= Exercise objective =
Every record below should be repeated word for word, with the pictures left out.

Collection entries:
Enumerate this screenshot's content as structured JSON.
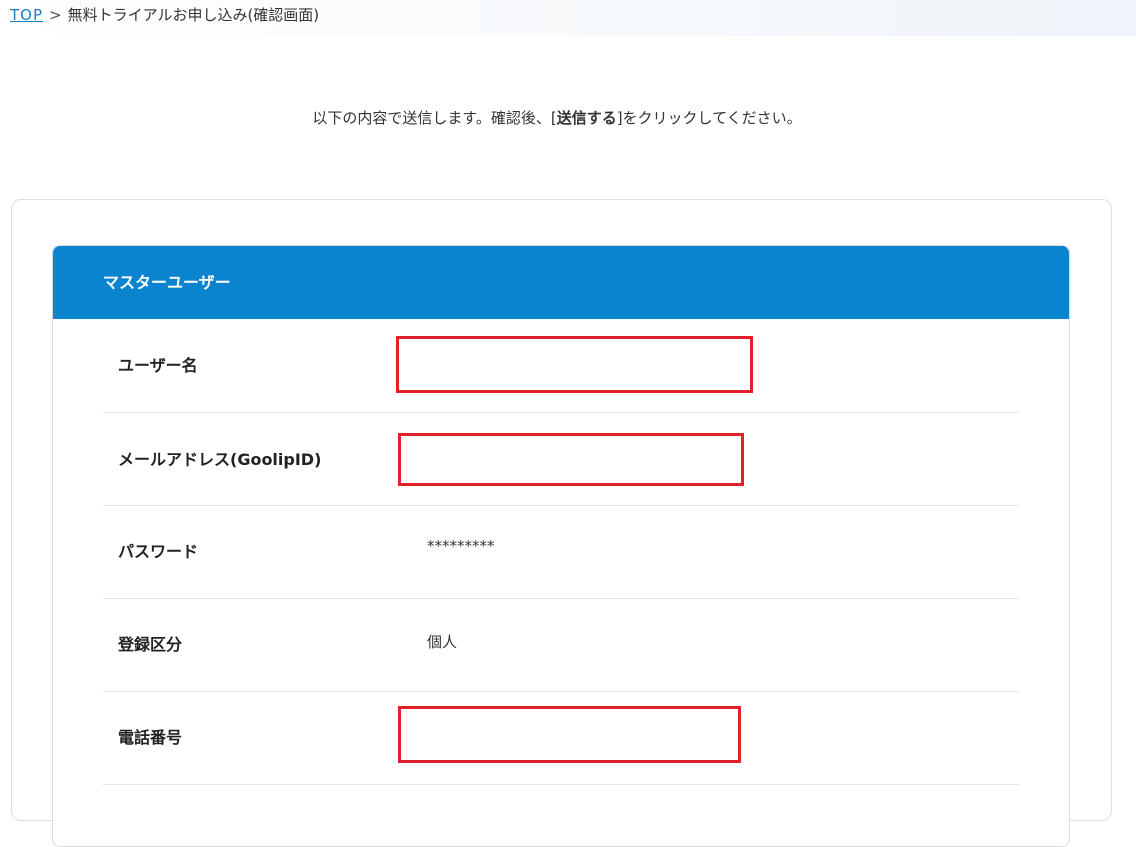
{
  "breadcrumb": {
    "home_link": "TOP",
    "separator": ">",
    "current": "無料トライアルお申し込み(確認画面)"
  },
  "intro": {
    "before": "以下の内容で送信します。確認後、[",
    "emphasis": "送信する",
    "after": "]をクリックしてください。"
  },
  "section": {
    "title": "マスターユーザー",
    "rows": [
      {
        "label": "ユーザー名",
        "value": ""
      },
      {
        "label": "メールアドレス(GoolipID)",
        "value": ""
      },
      {
        "label": "パスワード",
        "value": "*********"
      },
      {
        "label": "登録区分",
        "value": "個人"
      },
      {
        "label": "電話番号",
        "value": ""
      }
    ]
  },
  "colors": {
    "header_blue": "#0a84cf",
    "link_blue": "#1a7fc4",
    "redaction_red": "#e0202a"
  }
}
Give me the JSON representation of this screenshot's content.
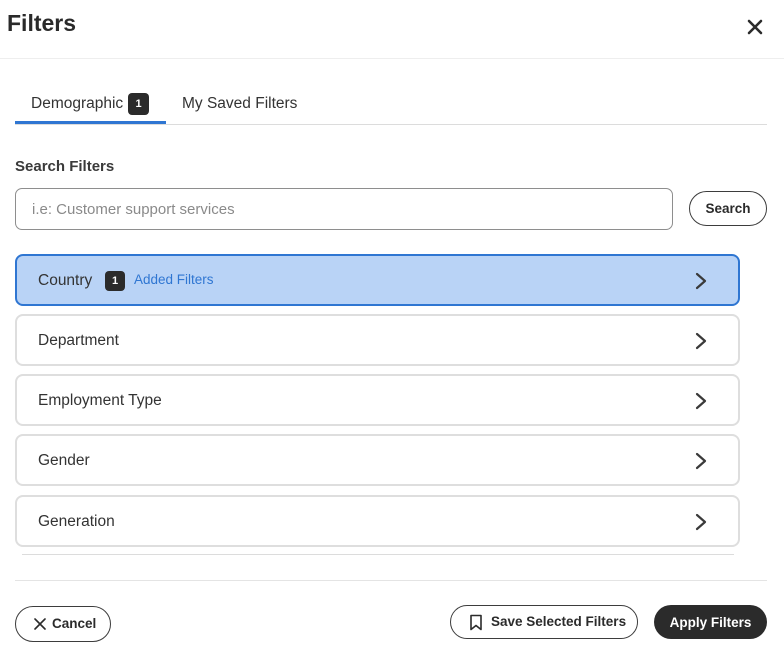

= Response to this exercise =
Enumerate this screenshot's content as structured JSON.
{
  "breadcrumb": {
    "home_link": "TOP",
    "separator": ">",
    "current": "無料トライアルお申し込み(確認画面)"
  },
  "intro": {
    "before": "以下の内容で送信します。確認後、[",
    "emphasis": "送信する",
    "after": "]をクリックしてください。"
  },
  "section": {
    "title": "マスターユーザー",
    "rows": [
      {
        "label": "ユーザー名",
        "value": ""
      },
      {
        "label": "メールアドレス(GoolipID)",
        "value": ""
      },
      {
        "label": "パスワード",
        "value": "*********"
      },
      {
        "label": "登録区分",
        "value": "個人"
      },
      {
        "label": "電話番号",
        "value": ""
      }
    ]
  },
  "colors": {
    "header_blue": "#0a84cf",
    "link_blue": "#1a7fc4",
    "redaction_red": "#e0202a"
  }
}
Give me the JSON representation of this screenshot's content.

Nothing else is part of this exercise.